Libya is seeking to rehabilitate its power sector through increased engagement with private sector players and proactive development of its wind and solar resources.
Libya currently experiences electricity shortages and a substantial power deficit, due to damage of its power plants and infrastructure since 2014. Current production is estimated at 5,000 MW, while the power deficit stands at almost 2,500 MW per day, causing most Libyans to rely on private generators. As a result, foreign direct investment is needed in the sector to repair and replace damaged facilities, with the total value of contracts for power projects estimated at five billion dollars.
In a bid to expand installed capacity, the General Electricity Company of Libya (GECOL) has outlined ambitious development plans over the next decade, including the construction of a major combined-cycle gas turbine power plant in Benghazi, which could have a generation capacity of up to 1.5 GW. An additional 6,075 MW of new capacity has been planned for 2021–2030, including facilities in Sebha, Derna, Tripoli, Khoms, Tobruk and Benghazi. GECOL has forecast peak load to rise to 14,834 MW by 2025 and 21,669 MW by 2030.
To develop its infrastructure plans, the government has made a strong push to engage private sector players. In September 2019, General Electric signed a Memorandum of Understanding (MoU) with Libya to increase generation capacity by 6,000 MW over the next five years. Specifically, the U.S. power generation company has committed to developing power transportation projects, implementing new production capacities in the field of electric power and establishing renewable energy projects, specifically in wind and solar.
As recently as July 2020, Italian multinational Eni met with Libya’s National Oil Corporation to address plans for the country’s power sector. In line with an MoU signed between GECOL and the NOC, Eni is providing capacity building and technical support to define the code regulation of the national electrical power network and improve its operability, as well as supplying critical spare parts. The company is also conducting studies for the development of a new gas power plant and supporting the start-up of renewable pilot projects throughout the country.
As part of its renewables strategy, the Libyan government launched its National Plan for Developing Renewable Energy in Libya (2013-2025), which aims to achieve seven percent renewable contribution to the electricity mix by 2020 and 10% by 2025. By 2020, this would translate 600 MW derived from wind, 150 MW from Concentrated Solar Power (CSP), 300 MW from solar photovoltaic and 250 MW from solar water heating. By 2025, the plan targets 1,000 MW from wind, 400 MW from CSP, 800 MW from solar photovoltaic and 450 MW from solar water heating.
In addition to foreign direct investment, several reforms are required for Libya to be able to provide adequate, reliable and sustainable electricity to its population. In the short term, the sector is in need of investment to enable the completion of stalled power station projects, in conjunction with the purchase of electricity from neighboring countries.
Egypt has stated its aim to increase electrical interconnections with its North African neighbors to 2,000 MW in 2020, after exporting approximately $62.5 million worth of electricity to Jordan and Libya combined in the fiscal year 2018-2019. As of March 2019, Algeria is also preparing to export electricity to Libya through Tunisia.

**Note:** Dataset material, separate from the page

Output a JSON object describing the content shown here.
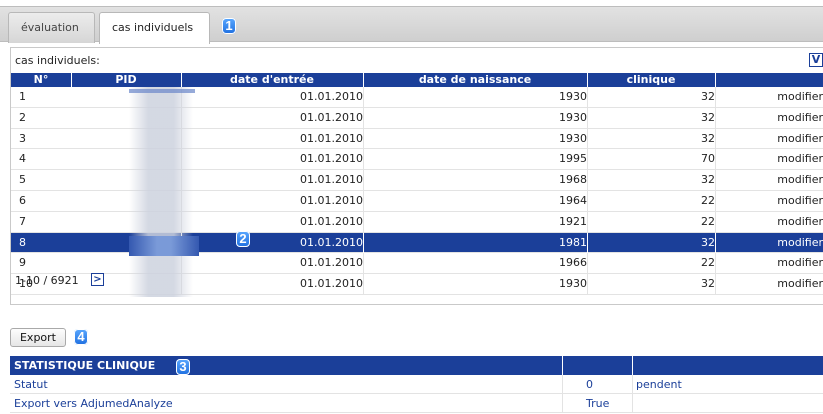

In the medium-term, the sector necessitates a restructuring through a review of current legislation and regulations. This includes the division of management and operation of transport and distribution services between public and private sectors, with private sector participation encouraged through competitive bidding processes for the country’s most bankable power projects.

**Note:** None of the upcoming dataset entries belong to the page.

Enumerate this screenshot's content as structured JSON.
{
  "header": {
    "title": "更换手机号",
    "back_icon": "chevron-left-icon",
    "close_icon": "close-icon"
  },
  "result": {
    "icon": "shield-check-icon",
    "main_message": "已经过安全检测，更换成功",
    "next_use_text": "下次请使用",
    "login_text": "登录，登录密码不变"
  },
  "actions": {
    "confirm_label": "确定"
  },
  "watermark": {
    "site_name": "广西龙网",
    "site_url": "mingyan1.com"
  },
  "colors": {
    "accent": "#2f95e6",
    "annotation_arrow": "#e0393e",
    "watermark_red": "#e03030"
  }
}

Lastly, a digital transformation of electricity services is required for the creation of a more energy and cost-efficient system. This includes the levy of taxes on the import and purchase of non-energy-saving means, the application of international standards across electricity and energy sectors, and further development of wind, solar and natural gas resources.